(5). A belief that Jesus Christ will (or will not) return to set up an earthly kingdom on earth for 1,000 years.
(6). A belief that a woman can (or cannot) serve as a deacon.
(7). A belief that God, from before the foundation of the world, elects (or does not elect), a definite number of sinners to salvation.
(8). A belief that a Christian can (or cannot) drink an alchoholic beverage, without getting drunk, and not sin against God.
(9). A belief that a Baptist church can (or cannot) be governed by elders.
(10). A belief that communion can (or cannot) be served by people who are not ordained, and shared by people who are believers but not members of your local church.
Add up your total scores: Minimum points would be ten, Maximum points would be 30.
Proposed Score Card (Revised):
Below 27 --- You have difficulty serving with anyone who disagrees with you on these doctrines, and in fact would seek to remove persons from SBC leadership who disagree with you and urge those who don't believe the way you do to leave the SBC.
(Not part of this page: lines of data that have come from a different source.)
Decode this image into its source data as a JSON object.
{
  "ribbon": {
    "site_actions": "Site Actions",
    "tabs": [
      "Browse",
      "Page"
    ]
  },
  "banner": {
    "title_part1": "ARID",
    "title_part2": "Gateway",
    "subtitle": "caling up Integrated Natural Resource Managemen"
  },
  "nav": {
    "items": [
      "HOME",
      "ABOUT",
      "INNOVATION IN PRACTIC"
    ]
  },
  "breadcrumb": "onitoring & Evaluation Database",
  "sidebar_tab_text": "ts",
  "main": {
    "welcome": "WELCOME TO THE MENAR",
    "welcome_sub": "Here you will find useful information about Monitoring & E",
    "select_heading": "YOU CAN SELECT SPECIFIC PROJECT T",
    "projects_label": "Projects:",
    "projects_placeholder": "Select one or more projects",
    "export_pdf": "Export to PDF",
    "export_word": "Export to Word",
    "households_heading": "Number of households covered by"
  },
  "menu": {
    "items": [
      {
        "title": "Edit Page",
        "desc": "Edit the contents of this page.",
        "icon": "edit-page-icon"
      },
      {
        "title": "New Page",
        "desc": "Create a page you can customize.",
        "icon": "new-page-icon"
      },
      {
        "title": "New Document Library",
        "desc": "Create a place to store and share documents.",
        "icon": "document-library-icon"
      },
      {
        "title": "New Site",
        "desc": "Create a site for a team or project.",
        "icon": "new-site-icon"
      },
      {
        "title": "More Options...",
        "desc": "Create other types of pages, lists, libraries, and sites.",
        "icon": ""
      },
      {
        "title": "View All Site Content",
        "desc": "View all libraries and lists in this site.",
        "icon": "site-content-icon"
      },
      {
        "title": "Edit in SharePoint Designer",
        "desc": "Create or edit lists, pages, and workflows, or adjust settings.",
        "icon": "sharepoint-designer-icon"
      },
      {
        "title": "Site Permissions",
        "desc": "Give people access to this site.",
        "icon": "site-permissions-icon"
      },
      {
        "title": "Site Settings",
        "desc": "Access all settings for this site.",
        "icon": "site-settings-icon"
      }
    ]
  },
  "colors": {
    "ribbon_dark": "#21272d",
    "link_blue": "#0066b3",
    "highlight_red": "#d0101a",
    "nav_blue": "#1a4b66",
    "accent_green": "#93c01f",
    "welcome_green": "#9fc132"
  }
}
27-28 --- You believe Southern Baptists are a distinctive group of committed Christians, and though you might not seek to remove people from current leadership in the SBC who disagree with you on these doctrines, you would prefer that only those who are in agreement with you be nominated to serve in positions of leadership. In addition, you would contend earnestly to seek to convince your fellow Southern Baptists that your positon on these doctrines is the right one.
29-30 --- Though you have personal convictions on these matters, you believe that these issues are open for interpretation. Further, what an individual Southern Baptist person or church believe regarding these matters is not a determining factor for your fellowship, cooperation and respect. You are comfortable with anyone in SBC leadership who holds to differing views than you on these doctrines and do not see it as a matter of essential importance to try to convince others of your views.
How did you score, and what do you think about such a theological triage test?
By the way, not one of the above doctrines is addressed specifically in the BFM 2000. A couple of the doctrines are touched on briefly in a very general way, and not in a specific manner (for instance, the BFM speaks of the return of Christ, but not a 1,000 year reign).
In His Grace,